> Aim of the exercise
Every line in the material below that includes "screenshot" should be copied.

> Entries provided
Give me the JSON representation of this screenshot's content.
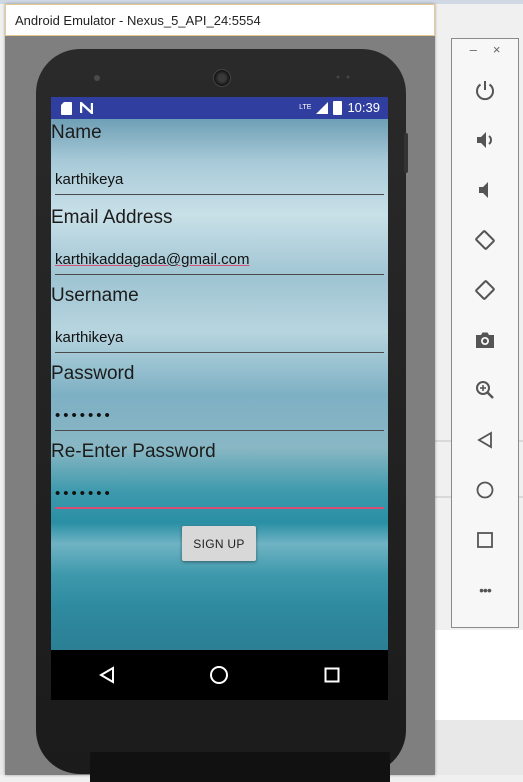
{
  "window": {
    "title": "Android Emulator - Nexus_5_API_24:5554"
  },
  "statusbar": {
    "time": "10:39",
    "network": "LTE"
  },
  "form": {
    "name_label": "Name",
    "name_value": "karthikeya",
    "email_label": "Email Address",
    "email_value": "karthikaddagada@gmail.com",
    "username_label": "Username",
    "username_value": "karthikeya",
    "password_label": "Password",
    "password_value": "•••••••",
    "reenter_label": "Re-Enter Password",
    "reenter_value": "•••••••",
    "signup_label": "SIGN UP"
  },
  "toolbar": {
    "minimize": "–",
    "close": "×",
    "more": "•••"
  },
  "colors": {
    "status_bar": "#303f9f",
    "focus_underline": "#d84f73",
    "toolbar_icon": "#555555"
  }
}
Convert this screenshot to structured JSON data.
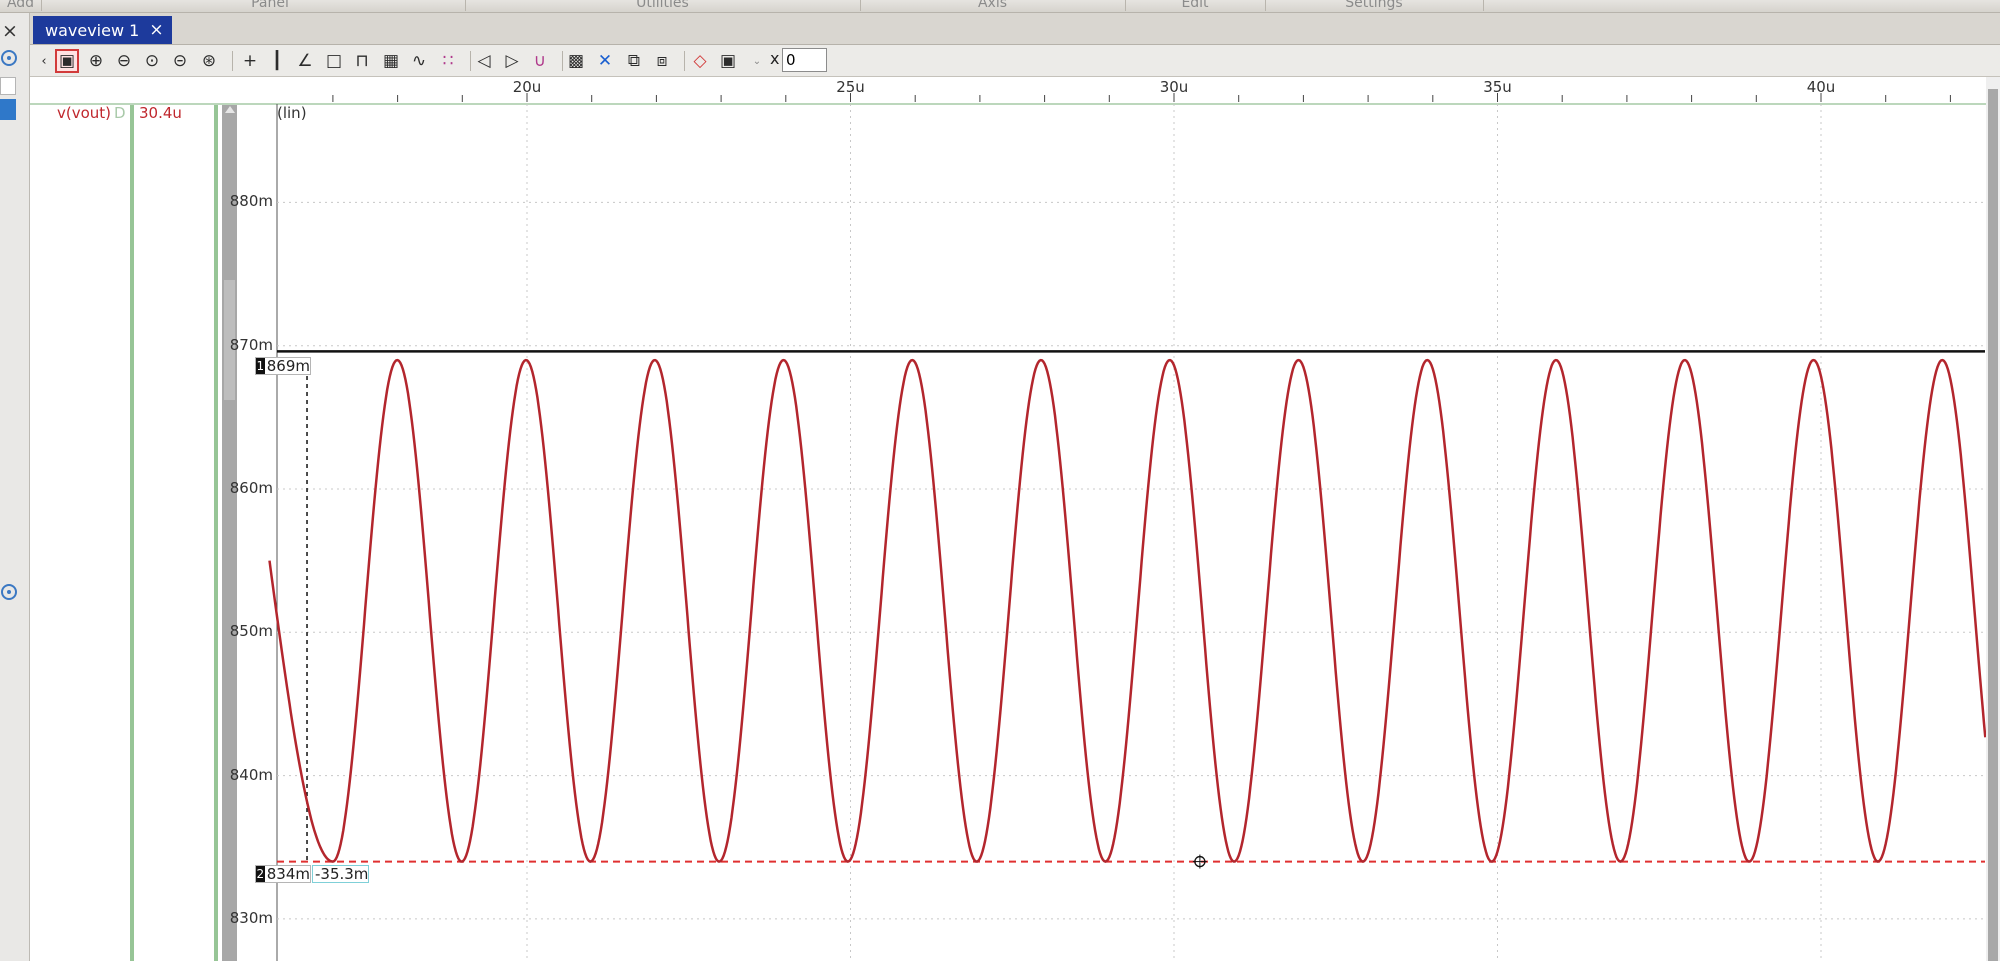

> Problem solution
Give me the JSON representation of this screenshot's content.
Convert this screenshot to structured JSON data.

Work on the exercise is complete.